By Lisa Marshall

Principal investigators
Vienna Brunt; Doug Seals

National Institutes of Health (NIH)

Arteries in human body graphicA compound produced in the gut when we eat red meat plays a key role in boosting heart disease risk with age, suggests research published by integrative physiology Professor Doug Seals.

Eat a steak and your gut bacteria break it down, churning out a metabolic byproduct called trimethylamine, which the liver converts to trimethylamine N-oxide (TMAO). People with higher blood levels of TMAO are known to be twice as likely to have a heart attack and tend to die earlier.

But scientists haven’t known why. 

When the researchers studied 101 older adults and 22 young adults, they found that TMAO levels rise with age, and adults with higher blood levels had worse artery function and more vessel damage.
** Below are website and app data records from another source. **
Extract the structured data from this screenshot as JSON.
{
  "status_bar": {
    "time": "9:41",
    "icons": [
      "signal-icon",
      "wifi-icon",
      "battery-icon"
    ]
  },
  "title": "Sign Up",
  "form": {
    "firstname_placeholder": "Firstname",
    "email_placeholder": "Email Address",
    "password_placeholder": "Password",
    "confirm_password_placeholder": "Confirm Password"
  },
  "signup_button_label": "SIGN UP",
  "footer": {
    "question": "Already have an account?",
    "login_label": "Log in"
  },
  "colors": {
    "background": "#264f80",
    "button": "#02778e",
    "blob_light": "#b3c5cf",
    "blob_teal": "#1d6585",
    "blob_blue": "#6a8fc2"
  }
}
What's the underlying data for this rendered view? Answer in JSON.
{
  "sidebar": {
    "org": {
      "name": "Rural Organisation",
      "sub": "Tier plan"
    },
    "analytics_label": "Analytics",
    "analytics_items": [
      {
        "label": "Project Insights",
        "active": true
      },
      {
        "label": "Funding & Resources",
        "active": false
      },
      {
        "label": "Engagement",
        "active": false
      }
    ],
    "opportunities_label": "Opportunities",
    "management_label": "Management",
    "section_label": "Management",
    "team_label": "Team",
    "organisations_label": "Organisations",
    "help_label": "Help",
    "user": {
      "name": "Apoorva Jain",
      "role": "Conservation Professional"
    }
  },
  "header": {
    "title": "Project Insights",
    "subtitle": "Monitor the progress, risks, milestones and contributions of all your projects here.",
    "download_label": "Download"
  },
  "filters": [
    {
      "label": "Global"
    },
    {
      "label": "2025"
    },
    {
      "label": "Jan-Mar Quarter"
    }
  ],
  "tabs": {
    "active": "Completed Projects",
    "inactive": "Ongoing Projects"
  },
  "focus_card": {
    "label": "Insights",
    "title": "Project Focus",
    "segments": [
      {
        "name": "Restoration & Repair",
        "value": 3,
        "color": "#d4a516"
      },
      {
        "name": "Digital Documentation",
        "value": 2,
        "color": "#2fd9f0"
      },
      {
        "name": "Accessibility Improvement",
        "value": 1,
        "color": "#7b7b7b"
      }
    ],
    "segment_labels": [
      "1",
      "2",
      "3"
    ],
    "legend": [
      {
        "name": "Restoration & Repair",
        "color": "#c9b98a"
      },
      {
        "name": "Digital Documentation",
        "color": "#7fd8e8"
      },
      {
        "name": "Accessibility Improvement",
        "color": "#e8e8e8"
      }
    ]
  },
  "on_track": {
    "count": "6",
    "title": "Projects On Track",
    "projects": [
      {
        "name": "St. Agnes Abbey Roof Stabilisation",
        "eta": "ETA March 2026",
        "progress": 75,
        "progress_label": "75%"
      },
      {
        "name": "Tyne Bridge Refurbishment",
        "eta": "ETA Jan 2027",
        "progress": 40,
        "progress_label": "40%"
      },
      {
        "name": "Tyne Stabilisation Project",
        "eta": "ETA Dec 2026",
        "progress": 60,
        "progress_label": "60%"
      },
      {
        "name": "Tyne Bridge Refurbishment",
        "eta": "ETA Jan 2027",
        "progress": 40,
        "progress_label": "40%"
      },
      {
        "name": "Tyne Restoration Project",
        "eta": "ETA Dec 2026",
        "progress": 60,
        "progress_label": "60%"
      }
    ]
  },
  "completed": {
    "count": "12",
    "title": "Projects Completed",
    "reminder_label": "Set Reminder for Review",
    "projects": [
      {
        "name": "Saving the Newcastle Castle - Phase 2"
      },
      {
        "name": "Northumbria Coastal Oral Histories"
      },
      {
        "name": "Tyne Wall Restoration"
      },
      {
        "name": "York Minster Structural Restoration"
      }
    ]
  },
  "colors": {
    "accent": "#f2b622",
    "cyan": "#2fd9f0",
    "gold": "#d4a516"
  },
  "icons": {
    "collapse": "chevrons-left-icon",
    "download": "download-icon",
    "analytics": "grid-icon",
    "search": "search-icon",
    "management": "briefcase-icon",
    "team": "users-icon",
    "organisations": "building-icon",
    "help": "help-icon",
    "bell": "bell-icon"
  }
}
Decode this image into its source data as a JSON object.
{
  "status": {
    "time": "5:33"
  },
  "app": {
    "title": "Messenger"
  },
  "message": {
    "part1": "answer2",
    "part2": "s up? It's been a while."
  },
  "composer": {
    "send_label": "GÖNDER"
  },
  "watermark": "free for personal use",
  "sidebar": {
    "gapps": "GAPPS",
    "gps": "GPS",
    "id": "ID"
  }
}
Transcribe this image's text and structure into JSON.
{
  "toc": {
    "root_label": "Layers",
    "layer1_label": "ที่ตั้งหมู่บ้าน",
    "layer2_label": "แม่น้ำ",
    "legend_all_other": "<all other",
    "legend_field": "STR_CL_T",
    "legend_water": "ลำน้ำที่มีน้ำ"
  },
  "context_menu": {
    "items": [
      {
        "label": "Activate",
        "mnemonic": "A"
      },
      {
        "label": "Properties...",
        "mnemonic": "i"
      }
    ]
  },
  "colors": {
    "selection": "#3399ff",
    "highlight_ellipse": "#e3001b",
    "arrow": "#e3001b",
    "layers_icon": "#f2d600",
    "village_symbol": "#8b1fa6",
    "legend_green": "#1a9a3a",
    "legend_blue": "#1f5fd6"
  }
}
When fed TMAO directly, young mice swiftly began to look like old mice in terms of vessel health.

Even a young vegan produces some TMAO. But over time, the study suggests, eating excess animal products may prompt you to make too much, exacerbating vascular decline.